Mr Grayling dangled the prospect of further private prison contracts before the industry, telling reporters he was "attracted" to the idea of keeping inmates behind bars for far longer.
Under current law time behind bars - known as a "determinate" sentence - accounts for only half of the full sentence, with the remaining time served in the community with strict conditions.
But Mr Grayling, who uniquely among lord chancellors has no training or experience in the legal profession, said he wanted to scrap the current scheme entirely.
"It's not something that can be changed overnight, there are constraints on the system, there are constraints on prison places.
"Ultimately, I'm attracted by an option that doesn't simply automatically release you at a certain point, regardless of whether you've behaved well or not."
The recent drop in crime rates for England and Wales - around 6 per cent between June 2011 and June 2012 - proved that locking people away worked, he said.

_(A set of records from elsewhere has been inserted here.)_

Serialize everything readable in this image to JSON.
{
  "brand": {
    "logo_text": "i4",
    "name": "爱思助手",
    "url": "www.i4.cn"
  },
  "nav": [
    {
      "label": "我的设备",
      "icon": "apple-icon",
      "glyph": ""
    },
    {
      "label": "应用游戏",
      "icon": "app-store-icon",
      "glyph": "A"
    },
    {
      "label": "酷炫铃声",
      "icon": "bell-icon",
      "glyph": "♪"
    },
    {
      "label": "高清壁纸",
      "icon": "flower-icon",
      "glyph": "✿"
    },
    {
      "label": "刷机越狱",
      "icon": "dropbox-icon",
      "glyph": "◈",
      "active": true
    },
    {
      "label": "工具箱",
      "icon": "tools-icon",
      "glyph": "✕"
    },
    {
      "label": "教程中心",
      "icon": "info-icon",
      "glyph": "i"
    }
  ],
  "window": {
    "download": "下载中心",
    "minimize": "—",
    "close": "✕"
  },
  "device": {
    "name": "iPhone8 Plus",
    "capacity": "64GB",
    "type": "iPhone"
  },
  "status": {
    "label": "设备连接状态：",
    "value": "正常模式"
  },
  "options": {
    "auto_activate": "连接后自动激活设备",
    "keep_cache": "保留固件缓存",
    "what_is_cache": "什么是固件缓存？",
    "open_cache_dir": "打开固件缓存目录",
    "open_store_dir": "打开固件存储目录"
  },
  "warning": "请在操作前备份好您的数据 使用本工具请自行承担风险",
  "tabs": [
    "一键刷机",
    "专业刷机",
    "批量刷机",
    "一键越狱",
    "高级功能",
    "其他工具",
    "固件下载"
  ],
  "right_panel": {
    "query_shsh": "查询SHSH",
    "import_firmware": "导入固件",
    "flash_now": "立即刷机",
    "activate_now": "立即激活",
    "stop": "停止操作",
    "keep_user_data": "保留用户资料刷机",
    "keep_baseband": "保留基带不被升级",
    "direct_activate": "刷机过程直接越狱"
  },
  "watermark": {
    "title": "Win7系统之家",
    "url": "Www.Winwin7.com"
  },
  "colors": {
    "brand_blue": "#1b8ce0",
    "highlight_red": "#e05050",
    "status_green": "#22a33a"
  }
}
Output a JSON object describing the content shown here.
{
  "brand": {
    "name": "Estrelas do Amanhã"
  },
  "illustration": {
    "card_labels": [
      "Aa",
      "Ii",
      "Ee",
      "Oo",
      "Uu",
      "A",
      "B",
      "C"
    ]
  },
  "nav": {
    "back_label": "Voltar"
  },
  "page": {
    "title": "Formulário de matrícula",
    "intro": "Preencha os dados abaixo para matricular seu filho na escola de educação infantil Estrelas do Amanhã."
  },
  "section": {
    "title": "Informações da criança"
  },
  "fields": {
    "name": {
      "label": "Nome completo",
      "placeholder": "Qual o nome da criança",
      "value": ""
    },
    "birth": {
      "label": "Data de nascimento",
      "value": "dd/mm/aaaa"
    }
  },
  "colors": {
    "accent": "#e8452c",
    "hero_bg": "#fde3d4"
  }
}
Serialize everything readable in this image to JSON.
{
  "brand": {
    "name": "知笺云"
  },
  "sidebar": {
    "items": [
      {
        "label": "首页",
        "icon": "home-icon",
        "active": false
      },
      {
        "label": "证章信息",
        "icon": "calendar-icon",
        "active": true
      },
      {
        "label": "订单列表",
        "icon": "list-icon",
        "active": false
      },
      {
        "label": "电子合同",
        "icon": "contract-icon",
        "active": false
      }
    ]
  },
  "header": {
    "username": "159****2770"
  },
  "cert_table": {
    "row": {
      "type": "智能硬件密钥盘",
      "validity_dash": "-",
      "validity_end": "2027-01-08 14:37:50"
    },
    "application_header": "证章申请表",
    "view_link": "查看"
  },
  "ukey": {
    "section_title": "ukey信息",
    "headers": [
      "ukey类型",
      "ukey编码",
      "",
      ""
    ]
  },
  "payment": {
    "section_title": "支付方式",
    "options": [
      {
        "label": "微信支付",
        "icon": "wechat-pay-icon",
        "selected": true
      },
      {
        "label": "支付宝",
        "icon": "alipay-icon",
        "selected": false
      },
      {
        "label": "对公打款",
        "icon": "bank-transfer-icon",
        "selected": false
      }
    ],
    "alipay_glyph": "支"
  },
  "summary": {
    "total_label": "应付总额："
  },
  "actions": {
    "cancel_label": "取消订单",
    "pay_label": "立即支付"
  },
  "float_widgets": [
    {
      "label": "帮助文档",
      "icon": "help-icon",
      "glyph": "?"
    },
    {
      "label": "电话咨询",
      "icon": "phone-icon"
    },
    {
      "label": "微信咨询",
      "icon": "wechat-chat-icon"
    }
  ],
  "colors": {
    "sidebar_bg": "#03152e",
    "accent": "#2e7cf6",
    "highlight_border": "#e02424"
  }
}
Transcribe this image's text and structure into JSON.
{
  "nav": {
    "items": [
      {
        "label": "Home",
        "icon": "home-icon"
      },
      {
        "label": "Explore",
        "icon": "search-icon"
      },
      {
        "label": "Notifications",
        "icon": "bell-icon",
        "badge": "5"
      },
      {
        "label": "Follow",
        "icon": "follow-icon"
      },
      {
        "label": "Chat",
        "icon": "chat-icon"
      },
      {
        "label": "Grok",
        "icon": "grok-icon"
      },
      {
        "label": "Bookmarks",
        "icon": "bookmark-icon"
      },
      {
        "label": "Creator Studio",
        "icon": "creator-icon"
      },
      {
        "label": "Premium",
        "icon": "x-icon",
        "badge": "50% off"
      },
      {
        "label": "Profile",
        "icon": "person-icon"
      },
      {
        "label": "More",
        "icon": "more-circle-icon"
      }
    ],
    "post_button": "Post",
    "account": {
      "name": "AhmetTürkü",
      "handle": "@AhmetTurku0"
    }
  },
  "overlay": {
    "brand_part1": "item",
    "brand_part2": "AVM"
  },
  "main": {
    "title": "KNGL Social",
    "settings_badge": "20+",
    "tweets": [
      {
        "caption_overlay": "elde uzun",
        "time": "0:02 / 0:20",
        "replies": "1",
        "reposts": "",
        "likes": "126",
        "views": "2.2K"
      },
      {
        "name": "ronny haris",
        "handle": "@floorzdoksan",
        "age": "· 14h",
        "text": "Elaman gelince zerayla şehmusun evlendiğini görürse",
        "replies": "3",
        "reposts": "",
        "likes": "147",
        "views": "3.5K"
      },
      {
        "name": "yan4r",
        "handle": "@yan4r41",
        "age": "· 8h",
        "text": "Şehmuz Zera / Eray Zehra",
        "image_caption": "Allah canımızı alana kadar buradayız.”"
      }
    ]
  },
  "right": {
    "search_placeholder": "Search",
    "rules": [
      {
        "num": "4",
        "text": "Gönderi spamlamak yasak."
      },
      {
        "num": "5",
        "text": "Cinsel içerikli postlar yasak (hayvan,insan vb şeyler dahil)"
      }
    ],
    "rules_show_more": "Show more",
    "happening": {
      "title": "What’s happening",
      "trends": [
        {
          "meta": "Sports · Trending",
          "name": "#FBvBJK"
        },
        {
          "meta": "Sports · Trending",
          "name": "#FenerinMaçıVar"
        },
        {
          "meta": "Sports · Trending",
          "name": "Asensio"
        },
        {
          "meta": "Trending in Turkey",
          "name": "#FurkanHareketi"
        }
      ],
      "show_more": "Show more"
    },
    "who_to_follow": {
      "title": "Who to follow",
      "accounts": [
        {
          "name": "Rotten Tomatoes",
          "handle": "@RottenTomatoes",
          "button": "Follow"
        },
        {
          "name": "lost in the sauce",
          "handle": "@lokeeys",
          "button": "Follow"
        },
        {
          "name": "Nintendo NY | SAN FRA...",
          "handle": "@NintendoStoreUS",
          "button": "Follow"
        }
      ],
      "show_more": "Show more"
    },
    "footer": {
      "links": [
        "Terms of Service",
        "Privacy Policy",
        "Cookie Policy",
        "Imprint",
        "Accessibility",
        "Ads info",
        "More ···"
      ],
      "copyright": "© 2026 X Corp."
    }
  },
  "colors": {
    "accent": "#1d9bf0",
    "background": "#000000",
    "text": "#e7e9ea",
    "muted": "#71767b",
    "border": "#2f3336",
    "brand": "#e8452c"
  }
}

But Howard League for Penal Reform spokesman Andrew Neilson said: "The very reason we saw the introduction of early release is because successive governments allowed the prison population to run out of control.
"As long as we are sending as many people to prison, then we are forced to have these kinds of systems in place to make places available and that will continue as budgets continue to shrink."
Foreign Minister Alistair Burt's admission that the Cameron government has "supported" a survey of attitudes to US drone strikes in Pakistan's tribal areas amounts to a tacit admission of British involvement.